Spring is closed. We transformed the old space into a new restaurant idea (new for us, in anycase) that is really a very simple neighborhood rotisserie. Table 28 has taken off.
Meanwhile, the Boutique is settling into the new neighborhood in the 1st.
Construction on the restaurant is advancing and it is starting to look like something other than a big pile of anxiety producing debris. There are walls, and floors and even a staircase! I'm happy with the progress and the team is great. Architects, builders, plumbers... I've been blessed with the company of the craziest bunch of coyotes that a kid building a restaurant in Paris could ask for. Let's hope the good work continues. I'd say we're just under halfway there. No opening date yet. Coming soon.
A week or so before Marie Aude and I began working together I took her on a trip to Brugges. I wanted to get to know her and take some time off before we got stuck in the grind of the SPRING thing. Late summer 2007.
We ate at a three star michelin thingy in Brugges that you should definitely SKIP the next time you are there. A "Turbot en vessie" should be a memorable moment, but it was really quite deflated.
We spent the day in Brugges wandering in circles and taking pictures of people eating french fries. Just seemed like the thing to do.
When we got back to Paris it was raining. We walked from the Gare du Nord back to SPRING where Marie washed her feet like you feel you have to do when you schlep around Paris in warm summer rain and flip flops.
I was thinking about our trip because we are about to take another one next week (although this time we're sleeping in the same room!).
I'm going back to Japan and this time Marie is coming with me.
We were recently introduced to Japanese whisky and we are going to learn a little bit more. Sounds a little strange (especially when Scotland is a lot closer), but I am as much interested in the whisky as the steps it takes to make it. Exploring how japanese craftsmanship expresses itself in something as foreign as whisky might help me understand what i'm up to here in France. I'm interested in the process of appropriating something from another culture and the balance between making it uniquely one's own and at the same time adhering to a long tradition. As an American cooking in Paris, there is something in that dynamic that i'd like to crack. Intellectually stimulating... Sure, but the stuff is really delicious. Some Japanese whisky (from Suntory, for example) was designed to be consumed along with a meal and is diluted in a special way to suit the task.

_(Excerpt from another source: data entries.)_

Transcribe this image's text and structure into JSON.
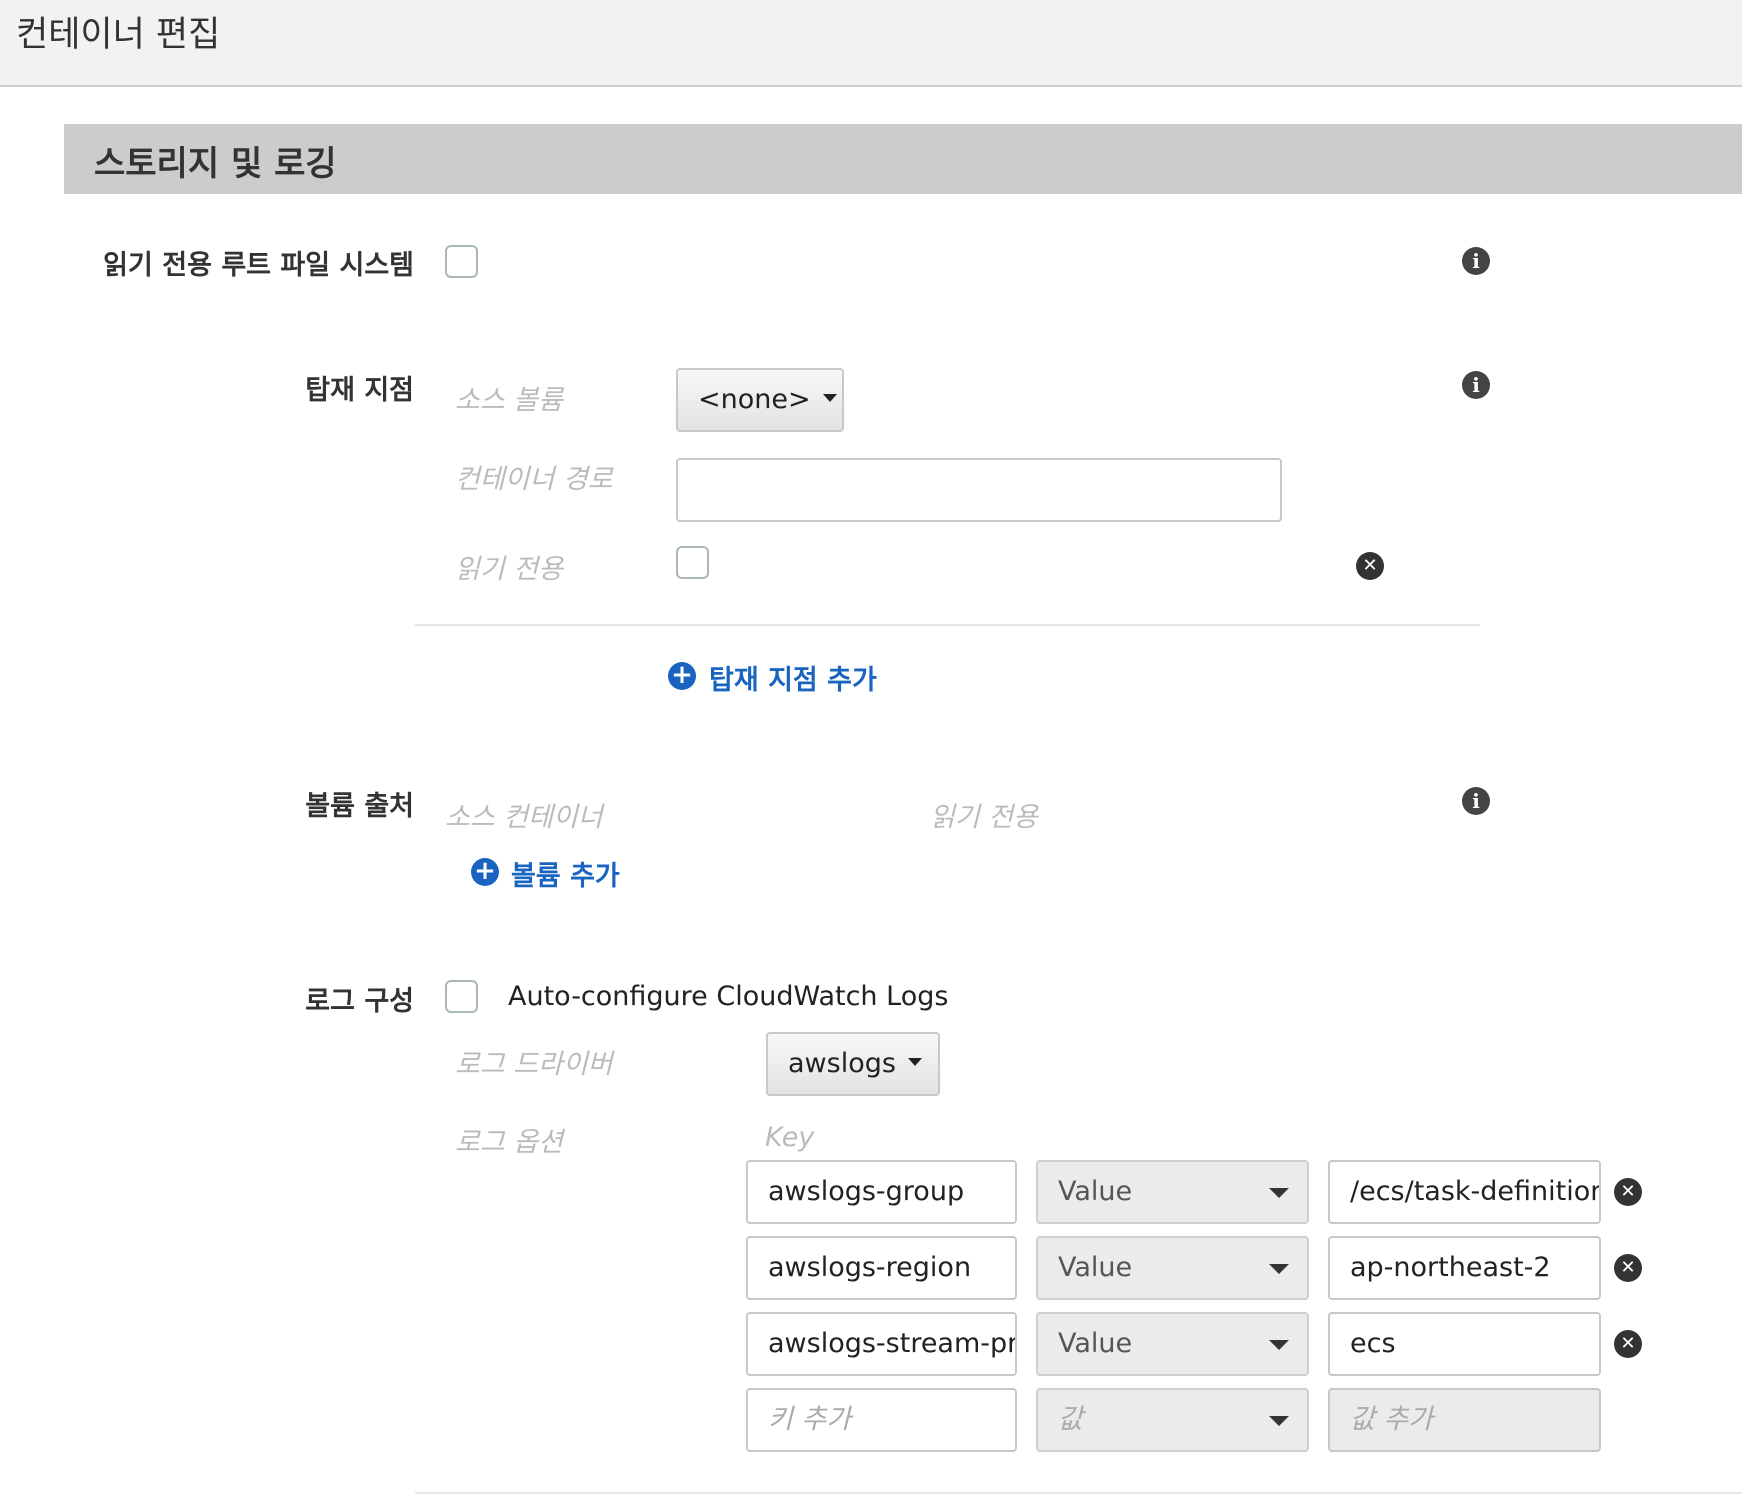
{
  "header": {
    "title": "컨테이너 편집"
  },
  "section": {
    "title": "스토리지 및 로깅"
  },
  "readonly_root": {
    "label": "읽기 전용 루트 파일 시스템"
  },
  "mount_points": {
    "label": "탑재 지점",
    "source_volume_label": "소스 볼륨",
    "source_volume_value": "<none>",
    "container_path_label": "컨테이너 경로",
    "container_path_value": "",
    "read_only_label": "읽기 전용",
    "add_label": "탑재 지점 추가"
  },
  "volumes_from": {
    "label": "볼륨 출처",
    "source_container_label": "소스 컨테이너",
    "read_only_label": "읽기 전용",
    "add_label": "볼륨 추가"
  },
  "log_config": {
    "label": "로그 구성",
    "auto_configure_label": "Auto-configure CloudWatch Logs",
    "driver_label": "로그 드라이버",
    "driver_value": "awslogs",
    "options_label": "로그 옵션",
    "key_header": "Key",
    "options": [
      {
        "key": "awslogs-group",
        "type": "Value",
        "value": "/ecs/task-definition"
      },
      {
        "key": "awslogs-region",
        "type": "Value",
        "value": "ap-northeast-2"
      },
      {
        "key": "awslogs-stream-prefix",
        "type": "Value",
        "value": "ecs"
      }
    ],
    "new_option": {
      "key_placeholder": "키 추가",
      "type_placeholder": "값",
      "value_placeholder": "값 추가"
    }
  },
  "icons": {
    "info": "info-icon",
    "remove": "remove-icon",
    "add": "plus-circle-icon",
    "caret": "caret-down-icon"
  }
}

It is a new way of engaging food and a great departure from the French wine centered experience. It is good to shake things up a bit. It is a bit like our experience at Table 28. Change the rules a little...

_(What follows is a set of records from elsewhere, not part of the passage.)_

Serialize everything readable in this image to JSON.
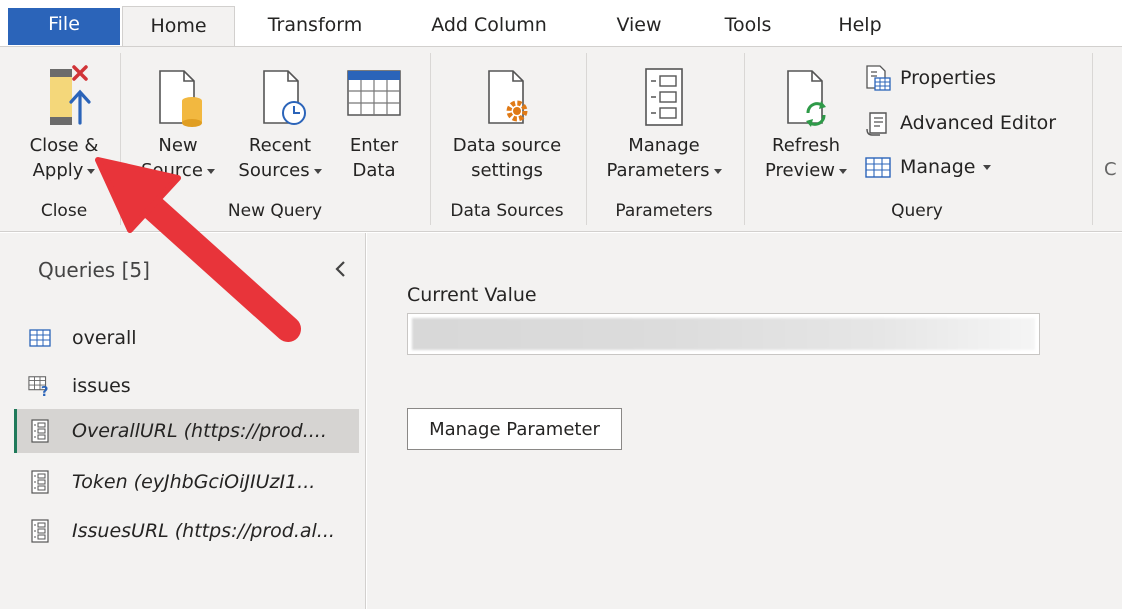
{
  "tabs": {
    "file": "File",
    "home": "Home",
    "transform": "Transform",
    "add_column": "Add Column",
    "view": "View",
    "tools": "Tools",
    "help": "Help"
  },
  "ribbon": {
    "close_apply": {
      "line1": "Close &",
      "line2": "Apply"
    },
    "new_source": {
      "line1": "New",
      "line2": "Source"
    },
    "recent_sources": {
      "line1": "Recent",
      "line2": "Sources"
    },
    "enter_data": {
      "line1": "Enter",
      "line2": "Data"
    },
    "data_source_settings": {
      "line1": "Data source",
      "line2": "settings"
    },
    "manage_parameters": {
      "line1": "Manage",
      "line2": "Parameters"
    },
    "refresh_preview": {
      "line1": "Refresh",
      "line2": "Preview"
    },
    "properties": "Properties",
    "advanced_editor": "Advanced Editor",
    "manage": "Manage",
    "partial_cut": "C",
    "groups": {
      "close": "Close",
      "new_query": "New Query",
      "data_sources": "Data Sources",
      "parameters": "Parameters",
      "query": "Query"
    }
  },
  "queries": {
    "title": "Queries [5]",
    "items": [
      {
        "name": "overall",
        "icon": "table-icon"
      },
      {
        "name": "issues",
        "icon": "table-question-icon"
      },
      {
        "name": "OverallURL (https://prod....",
        "icon": "parameter-icon"
      },
      {
        "name": "Token (eyJhbGciOiJIUzI1...",
        "icon": "parameter-icon"
      },
      {
        "name": "IssuesURL (https://prod.al...",
        "icon": "parameter-icon"
      }
    ]
  },
  "main": {
    "current_value_label": "Current Value",
    "manage_parameter_button": "Manage Parameter"
  },
  "colors": {
    "file_tab": "#2b64b9",
    "ribbon_bg": "#f3f2f1",
    "selected_indicator": "#1f7a5a",
    "arrow": "#e8343a"
  }
}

The last time I came back from Japan everyone asked if I would start cooking some sort of fusion. The only thing I brought back from Japan the last time (apart from a whole mess of experiences shared with new friends) was a bad ass craving for tako yaki, okonomiyaki, BOSS coffee in a can (hot!) and japanese breakfast. I can't wait to get there again. I'm hungry.